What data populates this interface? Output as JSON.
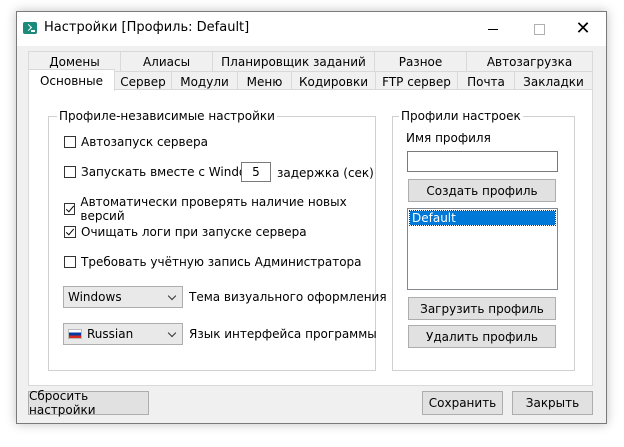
{
  "window": {
    "title": "Настройки [Профиль: Default]"
  },
  "tabs_back": [
    "Домены",
    "Алиасы",
    "Планировщик заданий",
    "Разное",
    "Автозагрузка"
  ],
  "tabs_front": [
    "Основные",
    "Сервер",
    "Модули",
    "Меню",
    "Кодировки",
    "FTP сервер",
    "Почта",
    "Закладки"
  ],
  "active_tab": "Основные",
  "left_group": {
    "title": "Профиле-независимые настройки",
    "autostart_label": "Автозапуск сервера",
    "run_with_windows_label": "Запускать вместе с Windows",
    "delay_value": "5",
    "delay_label": "задержка (сек)",
    "check_updates_label": "Автоматически проверять наличие новых версий",
    "clear_logs_label": "Очищать логи при запуске сервера",
    "require_admin_label": "Требовать учётную запись Администратора",
    "theme_value": "Windows",
    "theme_label": "Тема визуального оформления",
    "language_value": "Russian",
    "language_label": "Язык интерфейса программы"
  },
  "checkbox_states": {
    "autostart": false,
    "run_with_windows": false,
    "check_updates": true,
    "clear_logs": true,
    "require_admin": false
  },
  "right_group": {
    "title": "Профили настроек",
    "profile_name_label": "Имя профиля",
    "profile_name_value": "",
    "create_button": "Создать профиль",
    "profiles": [
      "Default"
    ],
    "load_button": "Загрузить профиль",
    "delete_button": "Удалить профиль"
  },
  "footer": {
    "reset_button": "Сбросить настройки",
    "save_button": "Сохранить",
    "close_button": "Закрыть"
  },
  "colors": {
    "selection": "#0078d7",
    "icon": "#1a8a7a"
  }
}
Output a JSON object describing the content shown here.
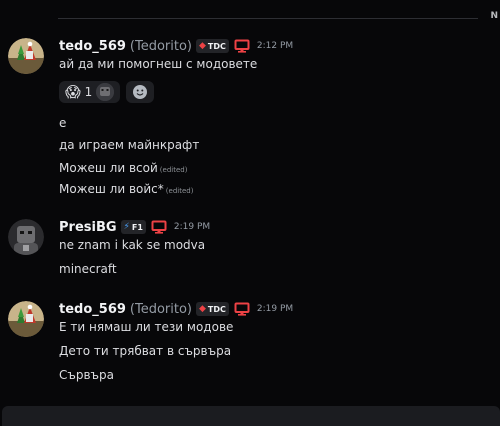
{
  "divider": {
    "label": "N"
  },
  "groups": [
    {
      "username": "tedo_569",
      "nickname": "(Tedorito)",
      "tag": {
        "label": "TDC",
        "icon": "red-gem-icon"
      },
      "timestamp": "2:12 PM",
      "messages": [
        {
          "text": "ай да ми помогнеш с модовете"
        },
        {
          "text": "е"
        },
        {
          "text": "да играем майнкрафт"
        },
        {
          "text": "Можеш ли всой",
          "edited": "(edited)"
        },
        {
          "text": "Можеш ли войс*",
          "edited": "(edited)"
        }
      ],
      "reactions": [
        {
          "emoji": "😱",
          "count": "1"
        }
      ]
    },
    {
      "username": "PresiBG",
      "tag": {
        "label": "F1",
        "icon": "lightning-icon"
      },
      "timestamp": "2:19 PM",
      "messages": [
        {
          "text": "ne znam i kak se modva"
        },
        {
          "text": "minecraft"
        }
      ]
    },
    {
      "username": "tedo_569",
      "nickname": "(Tedorito)",
      "tag": {
        "label": "TDC",
        "icon": "red-gem-icon"
      },
      "timestamp": "2:19 PM",
      "messages": [
        {
          "text": "Е ти нямаш ли тези модове"
        },
        {
          "text": "Дето ти трябват в сървъра"
        },
        {
          "text": "Сървъра"
        }
      ]
    }
  ],
  "colors": {
    "background": "#070709",
    "username": "#f2f3f5",
    "muted": "#949ba4",
    "monitor_icon": "#ed4245"
  }
}
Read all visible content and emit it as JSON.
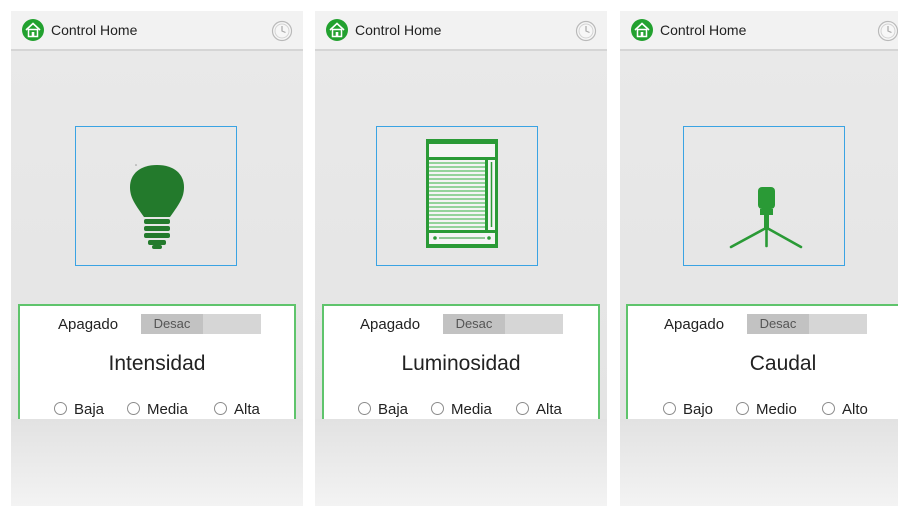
{
  "screens": [
    {
      "app_title": "Control Home",
      "device": "light-bulb",
      "state_label": "Apagado",
      "toggle_label": "Desac",
      "mode_title": "Intensidad",
      "options": [
        "Baja",
        "Media",
        "Alta"
      ],
      "icons": {
        "app": "home-icon",
        "clock": "clock-icon",
        "device": "light-bulb-icon"
      }
    },
    {
      "app_title": "Control Home",
      "device": "window-blind",
      "state_label": "Apagado",
      "toggle_label": "Desac",
      "mode_title": "Luminosidad",
      "options": [
        "Baja",
        "Media",
        "Alta"
      ],
      "icons": {
        "app": "home-icon",
        "clock": "clock-icon",
        "device": "window-blind-icon"
      }
    },
    {
      "app_title": "Control Home",
      "device": "sprinkler",
      "state_label": "Apagado",
      "toggle_label": "Desac",
      "mode_title": "Caudal",
      "options": [
        "Bajo",
        "Medio",
        "Alto"
      ],
      "icons": {
        "app": "home-icon",
        "clock": "clock-icon",
        "device": "sprinkler-icon"
      }
    }
  ],
  "colors": {
    "accent_green": "#22a12f",
    "frame_blue": "#3aa3e3",
    "panel_border": "#5fc46c"
  }
}
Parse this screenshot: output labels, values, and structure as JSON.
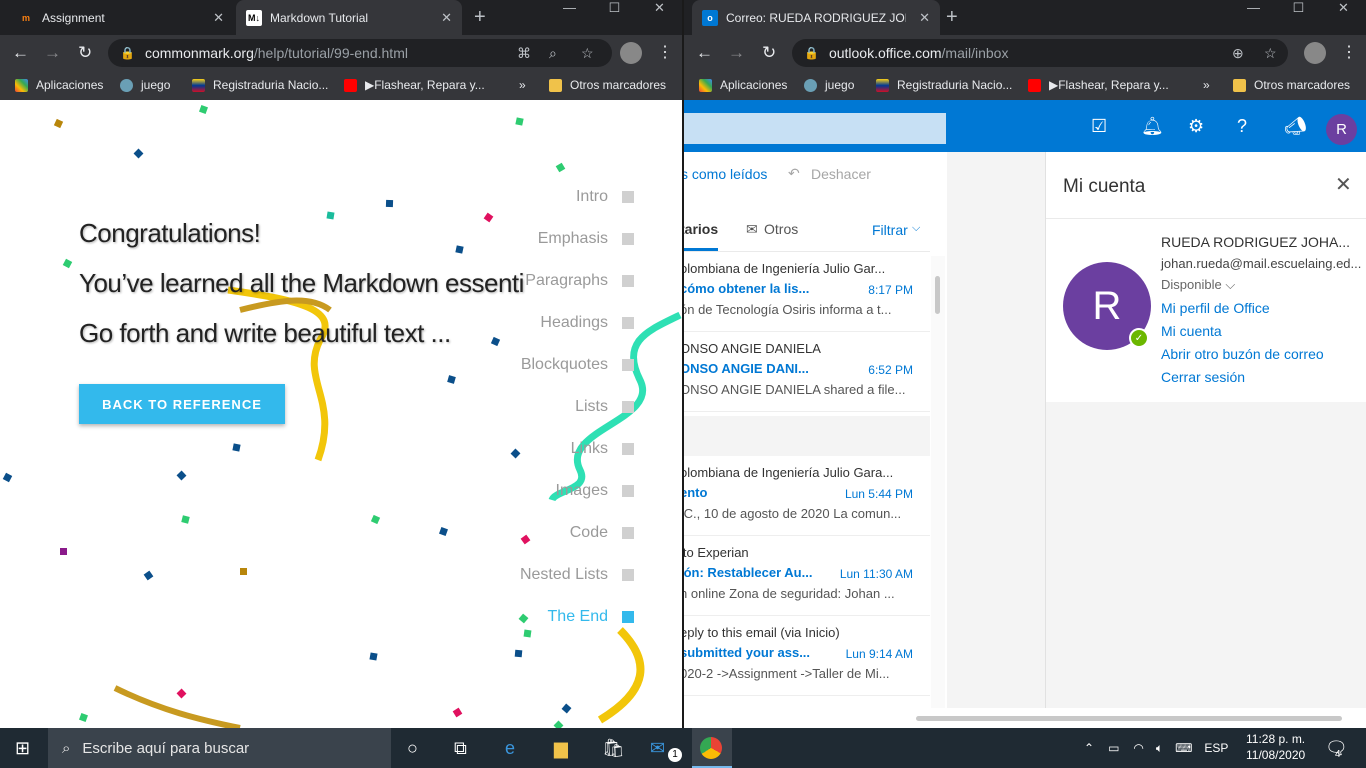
{
  "left_browser": {
    "tabs": [
      {
        "title": "Assignment",
        "icon": "moodle-icon"
      },
      {
        "title": "Markdown Tutorial",
        "icon": "markdown-icon"
      }
    ],
    "url_host": "commonmark.org",
    "url_path": "/help/tutorial/99-end.html",
    "bookmarks": [
      "Aplicaciones",
      "juego",
      "Registraduria Nacio...",
      "▶Flashear, Repara y...",
      "»",
      "Otros marcadores"
    ]
  },
  "tutorial": {
    "line1": "Congratulations!",
    "line2": "You’ve learned all the Markdown essenti",
    "line3": "Go forth and write beautiful text ...",
    "back_button": "BACK TO REFERENCE",
    "nav": [
      "Intro",
      "Emphasis",
      "Paragraphs",
      "Headings",
      "Blockquotes",
      "Lists",
      "Links",
      "Images",
      "Code",
      "Nested Lists",
      "The End"
    ],
    "current": "The End",
    "accent_color": "#33b9ec"
  },
  "right_browser": {
    "tab_title": "Correo: RUEDA RODRIGUEZ JOHA",
    "url_host": "outlook.office.com",
    "url_path": "/mail/inbox",
    "bookmarks": [
      "Aplicaciones",
      "juego",
      "Registraduria Nacio...",
      "▶Flashear, Repara y...",
      "»",
      "Otros marcadores"
    ]
  },
  "outlook": {
    "avatar_letter": "R",
    "commands": {
      "mark_read": "s como leídos",
      "undo": "Deshacer"
    },
    "tabs": {
      "focused": "tarios",
      "other": "Otros",
      "filter": "Filtrar"
    },
    "mails": [
      {
        "from": "olombiana de Ingeniería Julio Gar...",
        "subject": "cómo obtener la lis...",
        "time": "8:17 PM",
        "preview": "ón de Tecnología Osiris informa a t..."
      },
      {
        "from": "ONSO ANGIE DANIELA",
        "subject": "ONSO ANGIE DANI...",
        "time": "6:52 PM",
        "preview": "ONSO ANGIE DANIELA shared a file..."
      },
      {
        "from": "olombiana de Ingeniería Julio Gara...",
        "subject": "ento",
        "time": "Lun 5:44 PM",
        "preview": ".C., 10 de agosto de 2020 La comun..."
      },
      {
        "from": "ito Experian",
        "subject": "ión: Restablecer Au...",
        "time": "Lun 11:30 AM",
        "preview": "n online Zona de seguridad: Johan ..."
      },
      {
        "from": "eply to this email (via Inicio)",
        "subject": " submitted your ass...",
        "time": "Lun 9:14 AM",
        "preview": "020-2 ->Assignment ->Taller de Mi..."
      }
    ],
    "account": {
      "panel_title": "Mi cuenta",
      "name": "RUEDA RODRIGUEZ JOHA...",
      "email": "johan.rueda@mail.escuelaing.ed...",
      "status": "Disponible",
      "links": [
        "Mi perfil de Office",
        "Mi cuenta",
        "Abrir otro buzón de correo",
        "Cerrar sesión"
      ],
      "avatar_color": "#6b3fa0"
    }
  },
  "taskbar": {
    "search_placeholder": "Escribe aquí para buscar",
    "lang": "ESP",
    "time": "11:28 p. m.",
    "date": "11/08/2020",
    "notifications": "4",
    "mail_badge": "1"
  }
}
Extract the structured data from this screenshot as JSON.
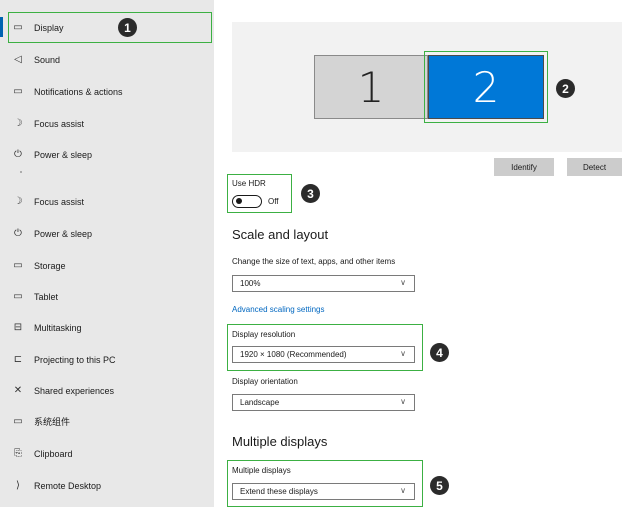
{
  "sidebar": {
    "items": [
      {
        "icon": "monitor-icon",
        "glyph": "▭",
        "label": "Display"
      },
      {
        "icon": "speaker-icon",
        "glyph": "◁",
        "label": "Sound"
      },
      {
        "icon": "notification-icon",
        "glyph": "▭",
        "label": "Notifications & actions"
      },
      {
        "icon": "moon-icon",
        "glyph": "☽",
        "label": "Focus assist"
      },
      {
        "icon": "power-icon",
        "glyph": "⏻",
        "label": "Power & sleep"
      },
      {
        "icon": "moon-icon",
        "glyph": "☽",
        "label": "Focus assist"
      },
      {
        "icon": "power-icon",
        "glyph": "⏻",
        "label": "Power & sleep"
      },
      {
        "icon": "storage-icon",
        "glyph": "▭",
        "label": "Storage"
      },
      {
        "icon": "tablet-icon",
        "glyph": "▭",
        "label": "Tablet"
      },
      {
        "icon": "multitasking-icon",
        "glyph": "⊟",
        "label": "Multitasking"
      },
      {
        "icon": "projector-icon",
        "glyph": "⊏",
        "label": "Projecting to this PC"
      },
      {
        "icon": "shared-experiences-icon",
        "glyph": "✕",
        "label": "Shared experiences"
      },
      {
        "icon": "system-components-icon",
        "glyph": "▭",
        "label": "系统组件"
      },
      {
        "icon": "clipboard-icon",
        "glyph": "⎘",
        "label": "Clipboard"
      },
      {
        "icon": "remote-desktop-icon",
        "glyph": "⟩",
        "label": "Remote Desktop"
      }
    ]
  },
  "badges": [
    "1",
    "2",
    "3",
    "4",
    "5"
  ],
  "monitors": {
    "one": "1",
    "two": "2"
  },
  "buttons": {
    "identify": "Identify",
    "detect": "Detect"
  },
  "hdr": {
    "label": "Use HDR",
    "state": "Off"
  },
  "scale_layout": {
    "heading": "Scale and layout",
    "scale_label": "Change the size of text, apps, and other items",
    "scale_value": "100%",
    "advanced_link": "Advanced scaling settings",
    "resolution_label": "Display resolution",
    "resolution_value": "1920 × 1080 (Recommended)",
    "orientation_label": "Display orientation",
    "orientation_value": "Landscape"
  },
  "multiple": {
    "heading": "Multiple displays",
    "label": "Multiple displays",
    "value": "Extend these displays"
  },
  "colors": {
    "accent": "#0078d7",
    "highlight": "#3cb043",
    "sidebar_bg": "#e8e8e8"
  }
}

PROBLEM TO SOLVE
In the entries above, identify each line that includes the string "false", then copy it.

WRITTEN SOLUTION
    "autostart": false,
    "run_with_windows": false,
    "require_admin": false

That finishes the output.